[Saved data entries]
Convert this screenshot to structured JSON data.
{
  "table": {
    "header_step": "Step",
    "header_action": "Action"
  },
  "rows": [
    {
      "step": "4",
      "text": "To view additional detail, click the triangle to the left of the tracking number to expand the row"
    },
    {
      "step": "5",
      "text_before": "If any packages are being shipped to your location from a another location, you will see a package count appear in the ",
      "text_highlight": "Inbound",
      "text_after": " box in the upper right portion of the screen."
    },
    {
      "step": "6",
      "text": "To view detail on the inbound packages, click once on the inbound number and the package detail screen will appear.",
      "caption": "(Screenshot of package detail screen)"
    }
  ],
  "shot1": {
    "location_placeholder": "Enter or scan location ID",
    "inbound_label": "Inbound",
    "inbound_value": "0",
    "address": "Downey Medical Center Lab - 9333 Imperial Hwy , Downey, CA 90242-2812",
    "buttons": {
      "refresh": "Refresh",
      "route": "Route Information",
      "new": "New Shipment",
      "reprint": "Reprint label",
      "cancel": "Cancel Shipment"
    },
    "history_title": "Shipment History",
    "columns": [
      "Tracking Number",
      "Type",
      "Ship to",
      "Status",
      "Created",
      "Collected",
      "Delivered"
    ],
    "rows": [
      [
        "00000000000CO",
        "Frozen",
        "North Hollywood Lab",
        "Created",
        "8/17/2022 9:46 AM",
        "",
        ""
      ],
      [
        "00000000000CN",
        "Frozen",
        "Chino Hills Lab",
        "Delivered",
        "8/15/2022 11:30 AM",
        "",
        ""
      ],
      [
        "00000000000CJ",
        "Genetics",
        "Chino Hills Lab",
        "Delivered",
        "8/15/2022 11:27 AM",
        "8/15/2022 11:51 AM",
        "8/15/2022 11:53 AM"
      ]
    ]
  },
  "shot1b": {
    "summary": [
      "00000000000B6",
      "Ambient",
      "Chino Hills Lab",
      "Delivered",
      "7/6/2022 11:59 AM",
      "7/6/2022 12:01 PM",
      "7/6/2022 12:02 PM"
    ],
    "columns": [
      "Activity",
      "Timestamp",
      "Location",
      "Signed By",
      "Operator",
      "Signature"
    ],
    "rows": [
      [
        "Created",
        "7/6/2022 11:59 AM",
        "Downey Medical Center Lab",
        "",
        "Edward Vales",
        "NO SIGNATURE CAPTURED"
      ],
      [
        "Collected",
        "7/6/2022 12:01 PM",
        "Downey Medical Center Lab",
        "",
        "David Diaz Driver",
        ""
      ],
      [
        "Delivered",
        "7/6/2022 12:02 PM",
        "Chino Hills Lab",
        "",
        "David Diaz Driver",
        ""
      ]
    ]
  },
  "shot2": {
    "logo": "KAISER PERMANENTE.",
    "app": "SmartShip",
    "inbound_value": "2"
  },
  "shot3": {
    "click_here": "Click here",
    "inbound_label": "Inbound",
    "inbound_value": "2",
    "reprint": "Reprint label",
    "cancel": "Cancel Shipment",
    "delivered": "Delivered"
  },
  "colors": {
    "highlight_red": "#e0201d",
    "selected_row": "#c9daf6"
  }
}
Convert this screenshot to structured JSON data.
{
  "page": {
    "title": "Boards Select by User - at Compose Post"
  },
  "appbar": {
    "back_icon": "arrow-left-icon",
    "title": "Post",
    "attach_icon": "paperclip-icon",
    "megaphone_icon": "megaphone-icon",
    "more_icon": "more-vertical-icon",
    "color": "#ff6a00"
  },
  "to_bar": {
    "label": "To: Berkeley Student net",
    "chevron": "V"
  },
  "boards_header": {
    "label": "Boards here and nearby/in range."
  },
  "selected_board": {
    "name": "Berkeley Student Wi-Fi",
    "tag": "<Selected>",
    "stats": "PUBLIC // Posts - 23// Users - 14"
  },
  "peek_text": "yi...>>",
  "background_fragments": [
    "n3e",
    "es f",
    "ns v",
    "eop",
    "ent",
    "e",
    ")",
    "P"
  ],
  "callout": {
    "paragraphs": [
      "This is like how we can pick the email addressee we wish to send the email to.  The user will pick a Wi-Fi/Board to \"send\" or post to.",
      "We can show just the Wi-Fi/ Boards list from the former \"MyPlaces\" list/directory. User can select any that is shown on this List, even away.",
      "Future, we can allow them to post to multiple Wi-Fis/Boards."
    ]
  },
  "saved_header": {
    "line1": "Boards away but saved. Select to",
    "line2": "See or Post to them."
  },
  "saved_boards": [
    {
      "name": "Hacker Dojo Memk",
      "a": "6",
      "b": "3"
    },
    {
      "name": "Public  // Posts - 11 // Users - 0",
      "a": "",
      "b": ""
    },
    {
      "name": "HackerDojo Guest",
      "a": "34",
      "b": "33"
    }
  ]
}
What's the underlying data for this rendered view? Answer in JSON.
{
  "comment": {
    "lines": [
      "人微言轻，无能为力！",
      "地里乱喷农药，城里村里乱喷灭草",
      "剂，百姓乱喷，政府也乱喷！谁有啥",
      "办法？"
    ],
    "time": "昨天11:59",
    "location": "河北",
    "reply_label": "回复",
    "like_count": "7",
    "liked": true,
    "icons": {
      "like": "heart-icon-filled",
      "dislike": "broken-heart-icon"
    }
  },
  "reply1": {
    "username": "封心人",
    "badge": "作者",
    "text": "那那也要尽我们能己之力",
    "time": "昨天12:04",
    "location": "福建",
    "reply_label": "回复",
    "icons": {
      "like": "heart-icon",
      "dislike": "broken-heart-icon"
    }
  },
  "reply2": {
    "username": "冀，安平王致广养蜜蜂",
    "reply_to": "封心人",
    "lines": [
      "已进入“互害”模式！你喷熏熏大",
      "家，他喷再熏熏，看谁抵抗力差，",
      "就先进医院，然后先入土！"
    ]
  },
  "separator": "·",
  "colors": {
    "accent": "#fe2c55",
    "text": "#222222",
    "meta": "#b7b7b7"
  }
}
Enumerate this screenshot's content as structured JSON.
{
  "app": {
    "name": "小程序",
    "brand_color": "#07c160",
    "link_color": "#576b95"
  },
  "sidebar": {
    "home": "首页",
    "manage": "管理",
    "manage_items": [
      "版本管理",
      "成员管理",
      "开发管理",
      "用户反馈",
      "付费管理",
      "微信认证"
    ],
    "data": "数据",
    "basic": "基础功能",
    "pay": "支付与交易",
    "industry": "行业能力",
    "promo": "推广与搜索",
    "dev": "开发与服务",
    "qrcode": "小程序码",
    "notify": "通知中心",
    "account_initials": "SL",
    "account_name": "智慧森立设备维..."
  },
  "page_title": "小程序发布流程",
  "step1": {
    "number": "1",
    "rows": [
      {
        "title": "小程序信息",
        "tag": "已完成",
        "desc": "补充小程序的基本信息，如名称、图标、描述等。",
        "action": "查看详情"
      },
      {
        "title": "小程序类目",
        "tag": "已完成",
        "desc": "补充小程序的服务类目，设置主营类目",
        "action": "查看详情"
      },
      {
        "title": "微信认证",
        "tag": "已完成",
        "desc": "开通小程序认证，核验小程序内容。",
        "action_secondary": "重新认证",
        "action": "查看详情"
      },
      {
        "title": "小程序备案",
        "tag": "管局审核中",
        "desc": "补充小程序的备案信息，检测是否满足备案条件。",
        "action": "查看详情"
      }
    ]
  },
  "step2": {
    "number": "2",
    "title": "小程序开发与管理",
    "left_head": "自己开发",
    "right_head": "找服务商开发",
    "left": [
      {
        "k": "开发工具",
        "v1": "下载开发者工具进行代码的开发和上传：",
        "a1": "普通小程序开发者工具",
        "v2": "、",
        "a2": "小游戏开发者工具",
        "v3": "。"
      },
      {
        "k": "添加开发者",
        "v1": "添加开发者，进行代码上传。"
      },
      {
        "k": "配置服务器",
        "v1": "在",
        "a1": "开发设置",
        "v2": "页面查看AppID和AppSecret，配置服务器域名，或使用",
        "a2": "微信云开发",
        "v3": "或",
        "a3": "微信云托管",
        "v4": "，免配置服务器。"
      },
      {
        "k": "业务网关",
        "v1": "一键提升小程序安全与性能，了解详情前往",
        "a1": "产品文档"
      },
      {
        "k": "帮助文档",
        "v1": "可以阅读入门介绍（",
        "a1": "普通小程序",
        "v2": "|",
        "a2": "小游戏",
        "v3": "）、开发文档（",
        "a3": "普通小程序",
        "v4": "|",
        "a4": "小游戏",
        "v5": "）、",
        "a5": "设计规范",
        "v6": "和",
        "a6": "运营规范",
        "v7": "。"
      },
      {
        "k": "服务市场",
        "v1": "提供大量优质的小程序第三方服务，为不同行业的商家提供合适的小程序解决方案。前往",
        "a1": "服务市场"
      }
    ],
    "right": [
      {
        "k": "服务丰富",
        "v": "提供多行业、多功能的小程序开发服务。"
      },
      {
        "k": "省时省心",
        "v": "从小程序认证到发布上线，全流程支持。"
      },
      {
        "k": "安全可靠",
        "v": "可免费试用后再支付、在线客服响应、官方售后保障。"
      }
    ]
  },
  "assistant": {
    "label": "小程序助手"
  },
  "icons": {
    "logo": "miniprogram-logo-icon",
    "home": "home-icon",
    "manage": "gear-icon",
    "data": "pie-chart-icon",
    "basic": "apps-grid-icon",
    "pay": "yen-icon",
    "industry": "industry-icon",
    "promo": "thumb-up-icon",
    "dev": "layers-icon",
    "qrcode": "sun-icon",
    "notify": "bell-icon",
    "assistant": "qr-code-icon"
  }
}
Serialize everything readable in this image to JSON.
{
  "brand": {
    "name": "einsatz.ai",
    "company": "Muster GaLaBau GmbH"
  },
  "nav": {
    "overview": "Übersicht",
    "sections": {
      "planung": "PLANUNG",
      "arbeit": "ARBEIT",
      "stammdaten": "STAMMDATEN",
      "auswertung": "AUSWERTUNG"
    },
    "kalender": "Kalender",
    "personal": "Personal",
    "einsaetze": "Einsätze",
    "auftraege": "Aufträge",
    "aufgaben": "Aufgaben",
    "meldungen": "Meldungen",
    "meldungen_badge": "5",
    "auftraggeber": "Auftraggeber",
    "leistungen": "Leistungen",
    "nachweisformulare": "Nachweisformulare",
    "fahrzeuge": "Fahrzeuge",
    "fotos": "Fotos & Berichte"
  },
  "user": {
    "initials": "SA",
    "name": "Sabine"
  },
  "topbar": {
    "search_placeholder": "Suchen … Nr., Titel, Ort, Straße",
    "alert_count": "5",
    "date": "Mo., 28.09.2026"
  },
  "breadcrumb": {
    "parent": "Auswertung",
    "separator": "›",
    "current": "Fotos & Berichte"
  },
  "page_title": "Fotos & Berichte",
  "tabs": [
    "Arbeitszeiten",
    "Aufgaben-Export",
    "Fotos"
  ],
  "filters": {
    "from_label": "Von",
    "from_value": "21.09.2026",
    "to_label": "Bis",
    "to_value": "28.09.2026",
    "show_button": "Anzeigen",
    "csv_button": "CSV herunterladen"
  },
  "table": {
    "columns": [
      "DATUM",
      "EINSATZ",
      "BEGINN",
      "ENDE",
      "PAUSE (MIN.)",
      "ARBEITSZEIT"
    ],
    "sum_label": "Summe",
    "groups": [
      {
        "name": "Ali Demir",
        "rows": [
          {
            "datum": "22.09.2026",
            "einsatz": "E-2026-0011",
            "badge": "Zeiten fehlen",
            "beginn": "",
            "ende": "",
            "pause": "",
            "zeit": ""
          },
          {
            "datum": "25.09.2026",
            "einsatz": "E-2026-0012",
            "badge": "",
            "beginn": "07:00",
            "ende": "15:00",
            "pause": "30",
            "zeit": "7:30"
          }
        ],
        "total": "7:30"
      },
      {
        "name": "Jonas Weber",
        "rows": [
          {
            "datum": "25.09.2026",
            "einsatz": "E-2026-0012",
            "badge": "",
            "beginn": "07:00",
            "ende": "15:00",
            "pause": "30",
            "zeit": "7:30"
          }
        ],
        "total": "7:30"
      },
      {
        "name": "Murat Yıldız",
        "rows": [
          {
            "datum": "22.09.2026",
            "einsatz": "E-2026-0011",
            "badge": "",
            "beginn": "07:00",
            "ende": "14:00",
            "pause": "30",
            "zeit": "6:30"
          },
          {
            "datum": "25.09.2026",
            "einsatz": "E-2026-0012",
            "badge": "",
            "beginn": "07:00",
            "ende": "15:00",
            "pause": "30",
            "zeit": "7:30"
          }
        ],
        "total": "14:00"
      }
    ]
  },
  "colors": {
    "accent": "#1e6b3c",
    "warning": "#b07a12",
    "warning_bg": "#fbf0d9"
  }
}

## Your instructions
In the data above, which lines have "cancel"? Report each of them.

## Result of this exercise
      "cancel": "Cancel Shipment"
    "cancel": "Cancel Shipment",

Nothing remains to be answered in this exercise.